Exercise goal
Track down every line below that holds "使用下面的" and copy it.

Stored items from a collection
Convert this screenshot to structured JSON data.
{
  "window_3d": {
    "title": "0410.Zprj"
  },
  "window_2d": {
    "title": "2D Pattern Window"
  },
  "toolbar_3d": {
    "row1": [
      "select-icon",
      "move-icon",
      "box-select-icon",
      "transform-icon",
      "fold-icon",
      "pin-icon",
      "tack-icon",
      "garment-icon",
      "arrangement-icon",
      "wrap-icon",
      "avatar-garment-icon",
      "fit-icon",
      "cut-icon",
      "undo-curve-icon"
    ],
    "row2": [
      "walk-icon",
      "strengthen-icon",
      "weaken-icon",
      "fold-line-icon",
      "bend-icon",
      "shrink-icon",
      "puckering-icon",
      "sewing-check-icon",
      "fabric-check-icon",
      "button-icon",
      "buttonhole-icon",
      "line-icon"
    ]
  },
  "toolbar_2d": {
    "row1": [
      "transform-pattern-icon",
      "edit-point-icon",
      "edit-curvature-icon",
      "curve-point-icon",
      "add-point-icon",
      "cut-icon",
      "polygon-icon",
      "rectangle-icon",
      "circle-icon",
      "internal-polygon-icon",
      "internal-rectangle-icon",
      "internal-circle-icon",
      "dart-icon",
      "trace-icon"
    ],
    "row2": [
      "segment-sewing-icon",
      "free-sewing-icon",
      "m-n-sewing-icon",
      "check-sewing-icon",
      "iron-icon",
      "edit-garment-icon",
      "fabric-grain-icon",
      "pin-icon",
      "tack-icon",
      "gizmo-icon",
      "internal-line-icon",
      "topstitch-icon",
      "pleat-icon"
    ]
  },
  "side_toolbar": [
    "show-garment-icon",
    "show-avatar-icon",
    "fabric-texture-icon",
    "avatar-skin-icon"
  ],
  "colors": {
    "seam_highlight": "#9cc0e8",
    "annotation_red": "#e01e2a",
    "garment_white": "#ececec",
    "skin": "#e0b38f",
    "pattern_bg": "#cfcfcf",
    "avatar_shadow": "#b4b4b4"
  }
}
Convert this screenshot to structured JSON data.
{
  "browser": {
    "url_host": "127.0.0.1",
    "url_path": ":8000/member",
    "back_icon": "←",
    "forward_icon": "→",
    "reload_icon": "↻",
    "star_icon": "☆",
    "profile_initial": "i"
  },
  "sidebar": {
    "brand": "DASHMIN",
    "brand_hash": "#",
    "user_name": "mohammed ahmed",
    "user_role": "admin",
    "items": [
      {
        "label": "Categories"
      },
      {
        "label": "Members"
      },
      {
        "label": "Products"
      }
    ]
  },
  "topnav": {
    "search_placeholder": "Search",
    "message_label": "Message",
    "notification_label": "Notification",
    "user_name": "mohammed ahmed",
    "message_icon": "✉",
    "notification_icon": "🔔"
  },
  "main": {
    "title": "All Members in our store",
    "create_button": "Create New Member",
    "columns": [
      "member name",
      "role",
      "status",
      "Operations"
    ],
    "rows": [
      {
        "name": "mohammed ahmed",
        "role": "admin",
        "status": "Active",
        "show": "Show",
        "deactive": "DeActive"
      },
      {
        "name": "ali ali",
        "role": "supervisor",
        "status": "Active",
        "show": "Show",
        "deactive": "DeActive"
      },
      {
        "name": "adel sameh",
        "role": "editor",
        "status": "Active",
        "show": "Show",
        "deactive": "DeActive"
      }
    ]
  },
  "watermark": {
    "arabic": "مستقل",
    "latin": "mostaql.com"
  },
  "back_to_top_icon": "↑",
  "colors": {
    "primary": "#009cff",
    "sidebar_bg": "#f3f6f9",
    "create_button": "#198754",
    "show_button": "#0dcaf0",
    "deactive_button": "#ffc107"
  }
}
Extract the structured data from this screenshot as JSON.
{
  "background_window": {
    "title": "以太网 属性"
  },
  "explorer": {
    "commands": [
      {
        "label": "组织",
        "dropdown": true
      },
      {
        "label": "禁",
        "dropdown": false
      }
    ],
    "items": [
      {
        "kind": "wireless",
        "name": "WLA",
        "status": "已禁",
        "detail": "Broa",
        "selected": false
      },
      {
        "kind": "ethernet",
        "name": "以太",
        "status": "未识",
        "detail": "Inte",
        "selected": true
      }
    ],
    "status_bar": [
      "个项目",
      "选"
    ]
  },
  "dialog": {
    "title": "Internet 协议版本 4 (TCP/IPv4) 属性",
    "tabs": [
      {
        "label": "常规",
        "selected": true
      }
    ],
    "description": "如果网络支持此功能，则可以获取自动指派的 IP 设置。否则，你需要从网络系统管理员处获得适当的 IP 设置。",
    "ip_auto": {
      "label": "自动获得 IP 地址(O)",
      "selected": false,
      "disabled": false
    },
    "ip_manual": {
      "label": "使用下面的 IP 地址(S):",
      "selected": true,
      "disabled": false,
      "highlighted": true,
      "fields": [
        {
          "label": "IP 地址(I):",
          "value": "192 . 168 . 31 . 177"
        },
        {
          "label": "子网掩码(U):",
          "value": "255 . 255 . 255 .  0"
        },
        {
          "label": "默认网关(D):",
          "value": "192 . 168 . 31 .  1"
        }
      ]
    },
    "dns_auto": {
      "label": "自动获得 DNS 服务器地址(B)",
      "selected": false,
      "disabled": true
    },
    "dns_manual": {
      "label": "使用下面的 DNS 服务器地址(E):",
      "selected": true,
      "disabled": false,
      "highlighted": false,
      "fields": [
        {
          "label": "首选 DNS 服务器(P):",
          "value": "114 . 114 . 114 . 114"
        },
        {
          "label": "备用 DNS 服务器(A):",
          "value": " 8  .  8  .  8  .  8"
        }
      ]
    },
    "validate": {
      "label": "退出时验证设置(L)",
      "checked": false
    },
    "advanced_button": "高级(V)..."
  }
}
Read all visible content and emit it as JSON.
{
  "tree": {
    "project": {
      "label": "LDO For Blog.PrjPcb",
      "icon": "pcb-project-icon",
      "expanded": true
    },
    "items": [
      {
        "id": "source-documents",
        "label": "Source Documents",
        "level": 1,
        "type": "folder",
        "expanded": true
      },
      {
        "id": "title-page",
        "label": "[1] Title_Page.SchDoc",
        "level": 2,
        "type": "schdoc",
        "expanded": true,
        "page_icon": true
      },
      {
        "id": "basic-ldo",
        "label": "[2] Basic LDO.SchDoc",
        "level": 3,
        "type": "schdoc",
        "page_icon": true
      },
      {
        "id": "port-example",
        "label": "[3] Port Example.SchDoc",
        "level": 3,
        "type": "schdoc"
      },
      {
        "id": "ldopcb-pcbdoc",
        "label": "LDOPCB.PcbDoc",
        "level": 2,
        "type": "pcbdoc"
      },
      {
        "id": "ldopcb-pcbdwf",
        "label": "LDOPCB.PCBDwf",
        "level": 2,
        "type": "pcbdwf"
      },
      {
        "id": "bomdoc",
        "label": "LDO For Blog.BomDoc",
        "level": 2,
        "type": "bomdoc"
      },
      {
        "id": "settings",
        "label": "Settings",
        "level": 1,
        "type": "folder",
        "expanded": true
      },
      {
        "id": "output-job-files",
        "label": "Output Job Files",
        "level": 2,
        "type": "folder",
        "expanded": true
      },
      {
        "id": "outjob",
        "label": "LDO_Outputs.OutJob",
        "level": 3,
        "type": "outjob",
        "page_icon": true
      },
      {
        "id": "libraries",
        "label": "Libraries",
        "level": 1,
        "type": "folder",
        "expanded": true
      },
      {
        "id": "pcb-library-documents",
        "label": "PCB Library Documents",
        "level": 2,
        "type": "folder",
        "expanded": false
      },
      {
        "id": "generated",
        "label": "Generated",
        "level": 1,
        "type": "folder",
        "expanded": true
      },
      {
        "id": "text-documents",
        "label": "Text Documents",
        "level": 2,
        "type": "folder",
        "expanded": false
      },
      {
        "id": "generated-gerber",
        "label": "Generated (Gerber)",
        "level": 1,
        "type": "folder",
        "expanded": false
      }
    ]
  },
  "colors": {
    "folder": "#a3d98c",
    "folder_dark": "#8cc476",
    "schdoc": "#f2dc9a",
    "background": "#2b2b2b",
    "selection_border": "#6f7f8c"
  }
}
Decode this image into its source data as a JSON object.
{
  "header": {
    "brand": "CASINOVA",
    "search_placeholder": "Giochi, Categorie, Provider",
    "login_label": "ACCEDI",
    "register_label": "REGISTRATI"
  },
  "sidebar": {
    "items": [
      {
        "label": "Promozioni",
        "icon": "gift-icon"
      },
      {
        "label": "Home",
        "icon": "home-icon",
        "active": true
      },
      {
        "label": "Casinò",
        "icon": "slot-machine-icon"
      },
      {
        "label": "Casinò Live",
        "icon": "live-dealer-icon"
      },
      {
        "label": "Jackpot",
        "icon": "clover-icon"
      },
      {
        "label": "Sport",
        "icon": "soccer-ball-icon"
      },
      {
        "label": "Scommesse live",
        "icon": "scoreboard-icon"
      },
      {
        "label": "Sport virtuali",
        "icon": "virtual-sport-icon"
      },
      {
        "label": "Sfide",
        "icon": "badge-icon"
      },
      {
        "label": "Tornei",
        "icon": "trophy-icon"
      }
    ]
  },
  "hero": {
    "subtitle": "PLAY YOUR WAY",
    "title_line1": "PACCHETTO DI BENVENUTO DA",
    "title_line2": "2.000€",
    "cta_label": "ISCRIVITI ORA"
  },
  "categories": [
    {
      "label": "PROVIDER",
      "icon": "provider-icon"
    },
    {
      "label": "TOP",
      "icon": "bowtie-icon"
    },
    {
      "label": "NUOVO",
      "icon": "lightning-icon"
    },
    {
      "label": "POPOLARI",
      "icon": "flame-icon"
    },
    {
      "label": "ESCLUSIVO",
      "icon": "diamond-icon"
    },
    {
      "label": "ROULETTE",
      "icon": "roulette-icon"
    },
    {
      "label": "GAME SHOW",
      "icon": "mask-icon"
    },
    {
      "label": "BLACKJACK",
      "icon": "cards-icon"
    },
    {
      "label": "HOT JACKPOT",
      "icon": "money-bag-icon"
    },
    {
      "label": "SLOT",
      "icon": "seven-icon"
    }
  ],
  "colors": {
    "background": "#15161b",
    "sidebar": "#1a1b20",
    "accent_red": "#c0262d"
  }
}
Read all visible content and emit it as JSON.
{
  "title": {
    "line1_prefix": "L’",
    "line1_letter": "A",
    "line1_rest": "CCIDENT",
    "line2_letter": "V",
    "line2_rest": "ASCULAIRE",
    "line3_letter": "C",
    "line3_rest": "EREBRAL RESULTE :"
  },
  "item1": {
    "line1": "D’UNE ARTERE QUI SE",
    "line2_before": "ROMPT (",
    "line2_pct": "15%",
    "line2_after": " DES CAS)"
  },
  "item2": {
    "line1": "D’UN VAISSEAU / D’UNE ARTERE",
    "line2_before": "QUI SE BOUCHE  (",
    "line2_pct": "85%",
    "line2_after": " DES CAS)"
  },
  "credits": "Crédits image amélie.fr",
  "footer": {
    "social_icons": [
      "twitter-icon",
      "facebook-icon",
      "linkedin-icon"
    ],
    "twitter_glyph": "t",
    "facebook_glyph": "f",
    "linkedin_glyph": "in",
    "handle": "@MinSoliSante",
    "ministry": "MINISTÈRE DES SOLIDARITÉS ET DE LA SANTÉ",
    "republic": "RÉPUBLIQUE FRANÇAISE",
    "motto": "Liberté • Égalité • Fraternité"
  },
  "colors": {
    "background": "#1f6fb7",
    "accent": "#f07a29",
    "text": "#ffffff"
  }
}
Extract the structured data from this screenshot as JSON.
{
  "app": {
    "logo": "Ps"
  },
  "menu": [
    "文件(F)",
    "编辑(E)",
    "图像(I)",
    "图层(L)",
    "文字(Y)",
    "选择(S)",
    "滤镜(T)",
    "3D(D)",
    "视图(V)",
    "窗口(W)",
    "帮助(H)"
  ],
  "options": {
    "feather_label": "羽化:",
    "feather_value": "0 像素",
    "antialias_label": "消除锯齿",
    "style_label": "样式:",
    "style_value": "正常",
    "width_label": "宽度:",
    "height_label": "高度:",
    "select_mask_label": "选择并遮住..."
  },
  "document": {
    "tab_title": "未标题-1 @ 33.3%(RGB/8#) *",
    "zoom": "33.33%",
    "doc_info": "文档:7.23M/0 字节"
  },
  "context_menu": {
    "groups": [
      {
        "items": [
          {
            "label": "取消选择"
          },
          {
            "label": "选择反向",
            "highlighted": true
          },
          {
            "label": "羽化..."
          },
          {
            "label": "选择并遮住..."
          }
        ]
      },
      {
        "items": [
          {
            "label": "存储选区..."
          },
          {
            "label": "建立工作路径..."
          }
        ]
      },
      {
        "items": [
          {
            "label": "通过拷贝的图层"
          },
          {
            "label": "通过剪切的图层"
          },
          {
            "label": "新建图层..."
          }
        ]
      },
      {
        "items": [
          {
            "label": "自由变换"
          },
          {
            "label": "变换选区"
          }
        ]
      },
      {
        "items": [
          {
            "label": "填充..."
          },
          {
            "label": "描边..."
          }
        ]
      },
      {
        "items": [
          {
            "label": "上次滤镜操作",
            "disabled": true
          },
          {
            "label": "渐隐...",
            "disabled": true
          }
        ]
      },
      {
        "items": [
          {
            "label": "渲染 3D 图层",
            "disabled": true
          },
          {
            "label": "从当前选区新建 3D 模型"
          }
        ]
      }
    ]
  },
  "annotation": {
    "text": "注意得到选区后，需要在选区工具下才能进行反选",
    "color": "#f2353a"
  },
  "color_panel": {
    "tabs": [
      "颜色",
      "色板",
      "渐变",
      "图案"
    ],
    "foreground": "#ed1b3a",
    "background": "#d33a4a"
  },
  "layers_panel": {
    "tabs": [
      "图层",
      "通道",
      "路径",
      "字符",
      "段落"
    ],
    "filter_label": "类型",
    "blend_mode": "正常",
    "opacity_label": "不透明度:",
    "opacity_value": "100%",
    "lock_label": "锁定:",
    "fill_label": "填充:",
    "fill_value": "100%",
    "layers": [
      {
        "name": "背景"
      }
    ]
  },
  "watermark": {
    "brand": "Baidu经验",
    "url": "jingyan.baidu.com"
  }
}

Task answer
      "label": "使用下面的 IP 地址(S):",
      "label": "使用下面的 DNS 服务器地址(E):",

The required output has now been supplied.